== SUPPLIED INFORMATION ==
.....

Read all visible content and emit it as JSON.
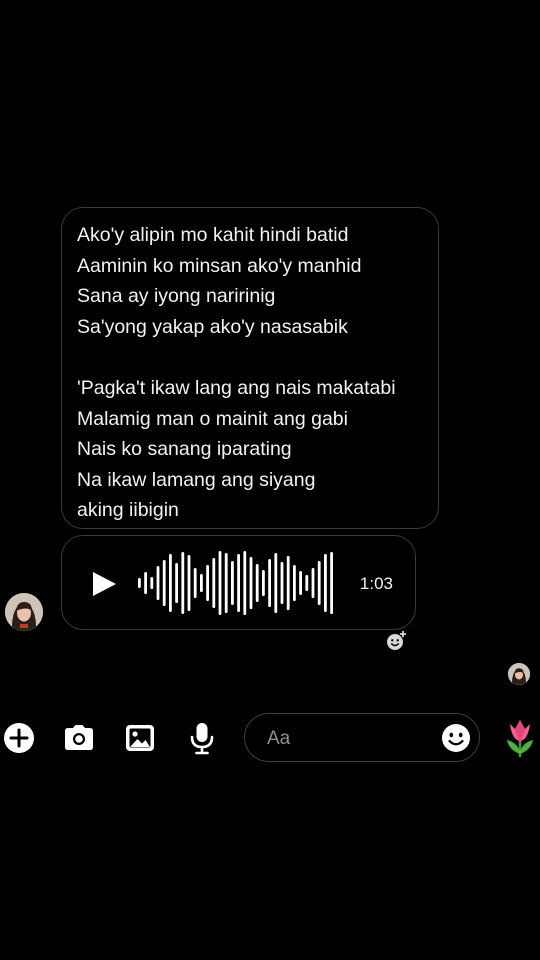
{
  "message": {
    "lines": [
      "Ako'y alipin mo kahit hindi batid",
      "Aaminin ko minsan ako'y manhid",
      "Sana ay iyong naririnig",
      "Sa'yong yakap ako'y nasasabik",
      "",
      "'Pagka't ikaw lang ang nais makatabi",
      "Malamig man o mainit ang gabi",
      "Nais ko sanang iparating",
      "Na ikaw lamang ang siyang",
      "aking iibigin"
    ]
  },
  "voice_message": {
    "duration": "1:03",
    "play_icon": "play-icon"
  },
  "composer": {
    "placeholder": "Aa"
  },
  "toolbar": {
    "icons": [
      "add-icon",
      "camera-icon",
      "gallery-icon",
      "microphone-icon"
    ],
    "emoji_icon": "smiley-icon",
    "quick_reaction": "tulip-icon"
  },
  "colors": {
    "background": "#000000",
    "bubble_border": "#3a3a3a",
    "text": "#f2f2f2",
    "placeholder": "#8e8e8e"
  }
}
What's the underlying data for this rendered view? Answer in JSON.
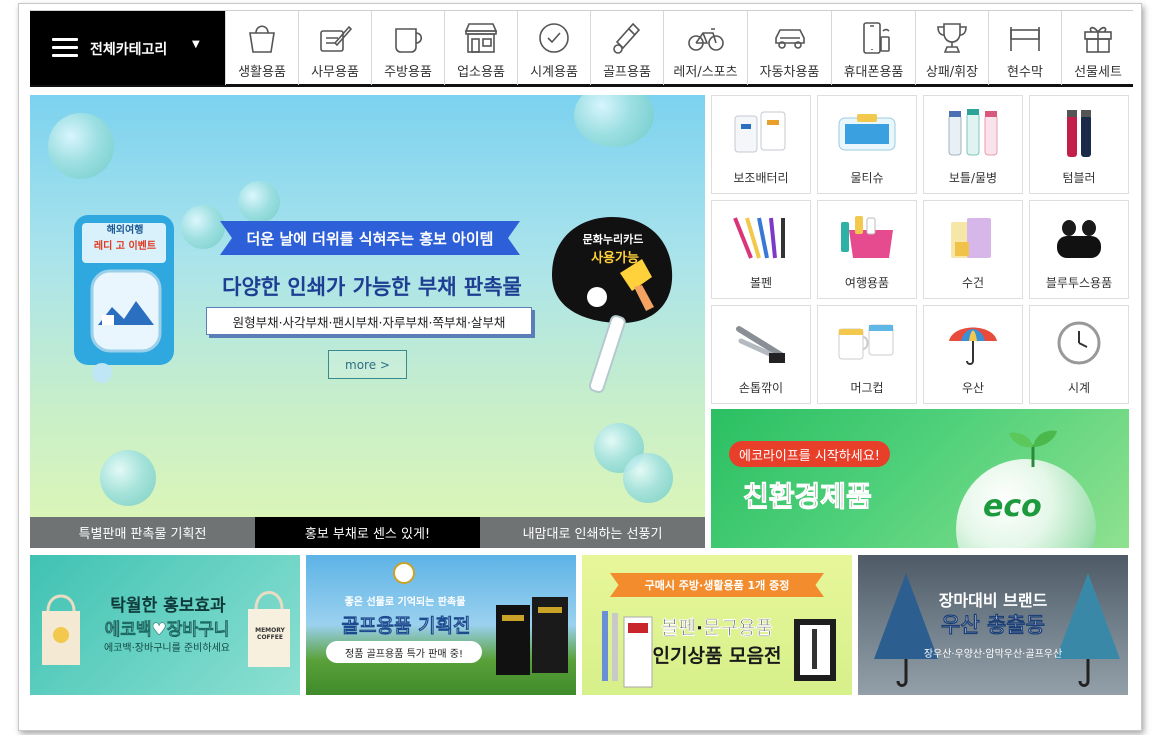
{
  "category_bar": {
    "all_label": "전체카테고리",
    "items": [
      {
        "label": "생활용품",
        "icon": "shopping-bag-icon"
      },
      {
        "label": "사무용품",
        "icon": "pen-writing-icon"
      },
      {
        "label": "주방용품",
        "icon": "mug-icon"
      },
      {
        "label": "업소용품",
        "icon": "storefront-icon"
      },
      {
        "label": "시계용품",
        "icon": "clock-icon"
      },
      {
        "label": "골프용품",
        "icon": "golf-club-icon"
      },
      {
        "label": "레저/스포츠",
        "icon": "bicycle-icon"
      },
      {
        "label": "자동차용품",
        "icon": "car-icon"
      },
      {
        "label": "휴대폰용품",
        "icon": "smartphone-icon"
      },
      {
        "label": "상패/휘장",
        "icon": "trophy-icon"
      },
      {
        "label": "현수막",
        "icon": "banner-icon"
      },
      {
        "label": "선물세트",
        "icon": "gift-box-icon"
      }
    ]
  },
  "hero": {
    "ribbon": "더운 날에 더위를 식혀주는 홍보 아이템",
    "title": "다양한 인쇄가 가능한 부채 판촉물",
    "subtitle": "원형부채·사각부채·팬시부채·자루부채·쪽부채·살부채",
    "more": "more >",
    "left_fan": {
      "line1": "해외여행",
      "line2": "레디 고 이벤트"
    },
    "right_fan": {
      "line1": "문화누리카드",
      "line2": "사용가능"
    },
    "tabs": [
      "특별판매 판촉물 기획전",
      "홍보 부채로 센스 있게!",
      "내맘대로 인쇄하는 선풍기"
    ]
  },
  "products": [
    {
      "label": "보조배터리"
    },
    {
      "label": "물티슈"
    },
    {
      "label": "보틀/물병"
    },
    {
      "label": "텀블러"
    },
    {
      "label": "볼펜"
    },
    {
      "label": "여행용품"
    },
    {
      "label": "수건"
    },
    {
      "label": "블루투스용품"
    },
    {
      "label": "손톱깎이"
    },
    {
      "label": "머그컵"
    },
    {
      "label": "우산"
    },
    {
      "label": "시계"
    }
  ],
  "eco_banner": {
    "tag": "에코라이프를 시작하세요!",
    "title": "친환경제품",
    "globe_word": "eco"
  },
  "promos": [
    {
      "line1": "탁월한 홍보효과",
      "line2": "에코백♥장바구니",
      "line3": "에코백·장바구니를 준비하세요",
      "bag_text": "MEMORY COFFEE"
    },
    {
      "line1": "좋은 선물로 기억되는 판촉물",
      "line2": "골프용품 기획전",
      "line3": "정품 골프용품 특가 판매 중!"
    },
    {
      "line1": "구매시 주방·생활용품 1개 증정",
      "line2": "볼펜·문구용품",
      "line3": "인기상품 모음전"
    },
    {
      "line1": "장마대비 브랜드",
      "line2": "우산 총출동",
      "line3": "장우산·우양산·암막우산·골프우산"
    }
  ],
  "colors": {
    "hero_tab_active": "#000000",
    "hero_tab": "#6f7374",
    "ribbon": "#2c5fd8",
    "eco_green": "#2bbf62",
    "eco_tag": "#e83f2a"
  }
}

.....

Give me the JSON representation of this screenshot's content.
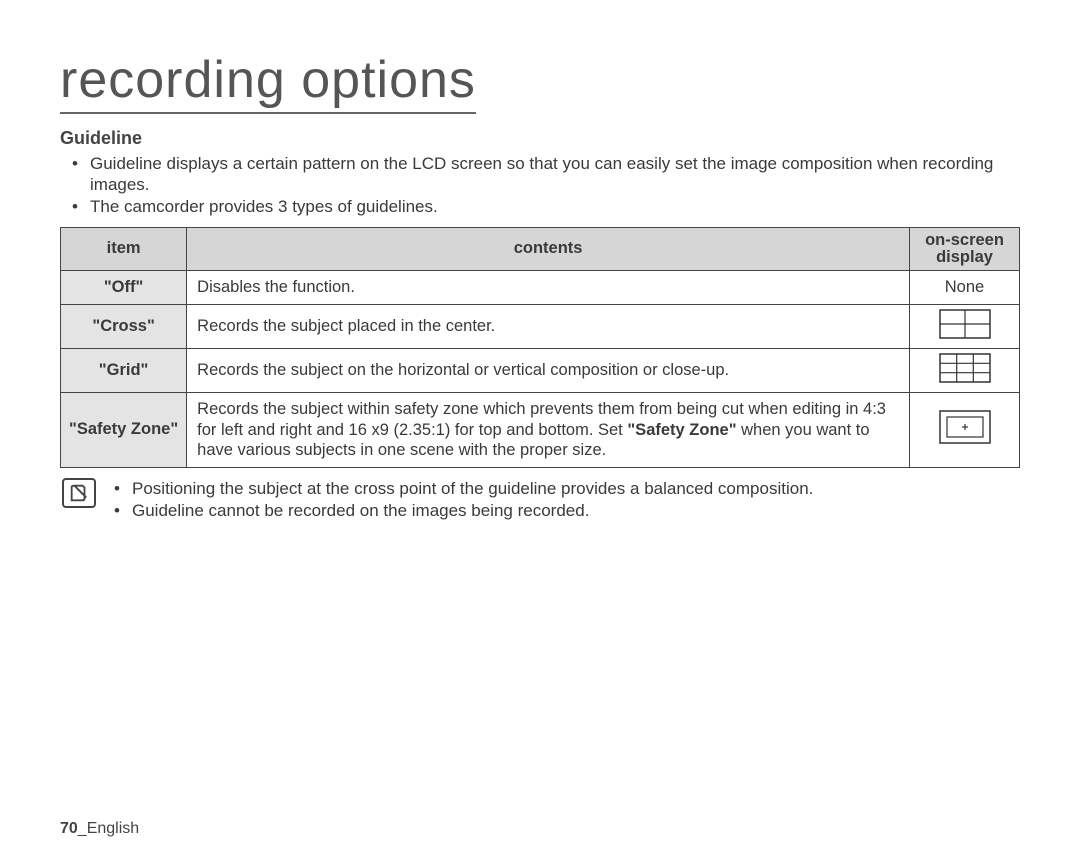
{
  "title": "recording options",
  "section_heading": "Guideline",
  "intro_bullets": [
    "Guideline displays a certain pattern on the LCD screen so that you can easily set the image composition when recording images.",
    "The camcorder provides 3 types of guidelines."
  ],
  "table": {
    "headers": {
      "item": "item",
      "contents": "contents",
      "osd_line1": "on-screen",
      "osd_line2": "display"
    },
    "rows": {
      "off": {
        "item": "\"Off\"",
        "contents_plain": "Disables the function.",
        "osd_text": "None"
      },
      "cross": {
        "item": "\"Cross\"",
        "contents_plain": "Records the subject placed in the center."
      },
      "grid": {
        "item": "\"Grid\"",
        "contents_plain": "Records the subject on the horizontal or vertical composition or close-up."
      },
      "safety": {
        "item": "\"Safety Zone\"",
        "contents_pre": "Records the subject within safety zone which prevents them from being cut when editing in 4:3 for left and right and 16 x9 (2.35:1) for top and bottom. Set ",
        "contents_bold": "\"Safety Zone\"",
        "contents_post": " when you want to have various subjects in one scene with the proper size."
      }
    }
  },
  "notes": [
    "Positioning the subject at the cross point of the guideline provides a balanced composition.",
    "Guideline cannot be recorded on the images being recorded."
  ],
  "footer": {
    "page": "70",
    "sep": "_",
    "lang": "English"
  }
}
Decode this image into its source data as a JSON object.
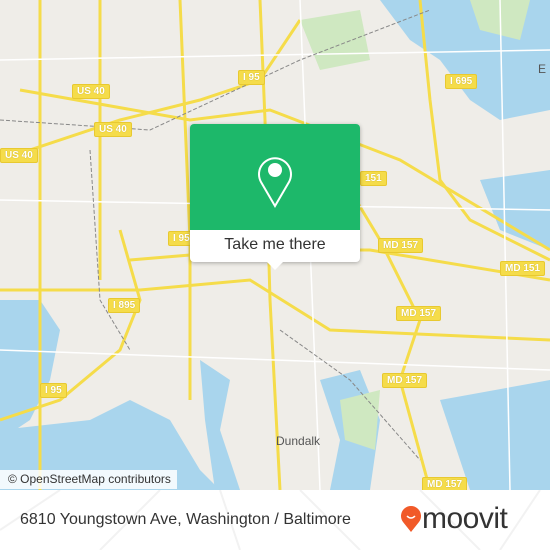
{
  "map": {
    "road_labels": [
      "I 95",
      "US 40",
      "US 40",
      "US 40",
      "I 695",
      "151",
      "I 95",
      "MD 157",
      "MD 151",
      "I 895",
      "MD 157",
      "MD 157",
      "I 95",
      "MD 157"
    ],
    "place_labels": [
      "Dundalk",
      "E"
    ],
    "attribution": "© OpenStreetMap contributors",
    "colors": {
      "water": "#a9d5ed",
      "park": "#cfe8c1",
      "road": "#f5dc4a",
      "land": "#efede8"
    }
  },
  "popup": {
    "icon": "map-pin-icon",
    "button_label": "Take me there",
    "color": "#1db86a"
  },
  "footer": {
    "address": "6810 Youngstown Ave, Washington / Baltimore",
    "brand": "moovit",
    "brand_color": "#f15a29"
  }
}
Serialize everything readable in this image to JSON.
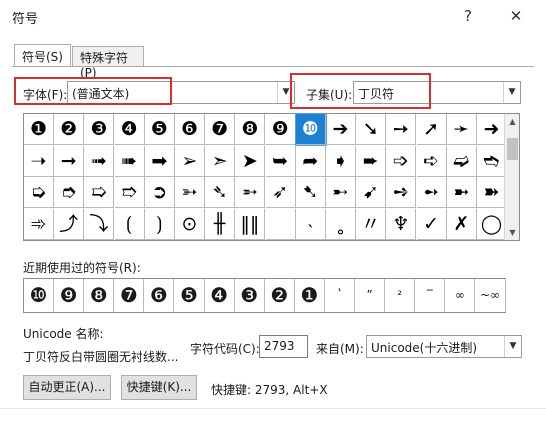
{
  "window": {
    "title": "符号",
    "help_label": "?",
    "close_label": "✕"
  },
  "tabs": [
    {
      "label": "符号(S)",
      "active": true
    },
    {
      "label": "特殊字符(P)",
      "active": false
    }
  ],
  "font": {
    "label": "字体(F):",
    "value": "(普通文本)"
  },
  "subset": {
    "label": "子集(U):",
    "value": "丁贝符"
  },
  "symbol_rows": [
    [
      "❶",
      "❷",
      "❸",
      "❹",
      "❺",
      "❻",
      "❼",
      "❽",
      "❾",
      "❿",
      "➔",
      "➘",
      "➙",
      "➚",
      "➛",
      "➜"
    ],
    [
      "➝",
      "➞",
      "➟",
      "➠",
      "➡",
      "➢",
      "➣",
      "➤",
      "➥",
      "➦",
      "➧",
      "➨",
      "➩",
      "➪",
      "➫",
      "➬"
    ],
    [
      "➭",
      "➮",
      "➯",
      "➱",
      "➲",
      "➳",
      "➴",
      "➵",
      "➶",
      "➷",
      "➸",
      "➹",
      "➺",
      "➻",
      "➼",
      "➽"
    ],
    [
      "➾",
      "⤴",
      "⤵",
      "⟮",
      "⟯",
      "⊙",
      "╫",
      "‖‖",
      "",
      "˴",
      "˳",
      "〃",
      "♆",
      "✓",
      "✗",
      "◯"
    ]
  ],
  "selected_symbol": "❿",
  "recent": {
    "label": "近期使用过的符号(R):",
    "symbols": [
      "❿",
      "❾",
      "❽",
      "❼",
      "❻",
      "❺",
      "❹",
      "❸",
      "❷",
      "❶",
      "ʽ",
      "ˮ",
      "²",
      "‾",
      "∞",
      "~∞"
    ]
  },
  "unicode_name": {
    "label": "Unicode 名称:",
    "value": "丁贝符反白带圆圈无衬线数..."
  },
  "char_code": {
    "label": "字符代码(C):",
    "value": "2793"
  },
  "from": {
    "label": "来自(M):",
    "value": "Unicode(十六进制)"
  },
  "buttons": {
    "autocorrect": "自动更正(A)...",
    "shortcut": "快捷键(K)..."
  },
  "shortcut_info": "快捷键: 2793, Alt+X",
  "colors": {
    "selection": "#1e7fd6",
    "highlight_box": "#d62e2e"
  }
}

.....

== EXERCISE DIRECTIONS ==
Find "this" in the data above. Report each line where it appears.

== TASK ANSWER ==
What's the underlying data for this rendered view? Answer in JSON.
Give me the JSON representation of this screenshot's content.
Decode this image into its source data as a JSON object.
Serialize everything readable in this image to JSON.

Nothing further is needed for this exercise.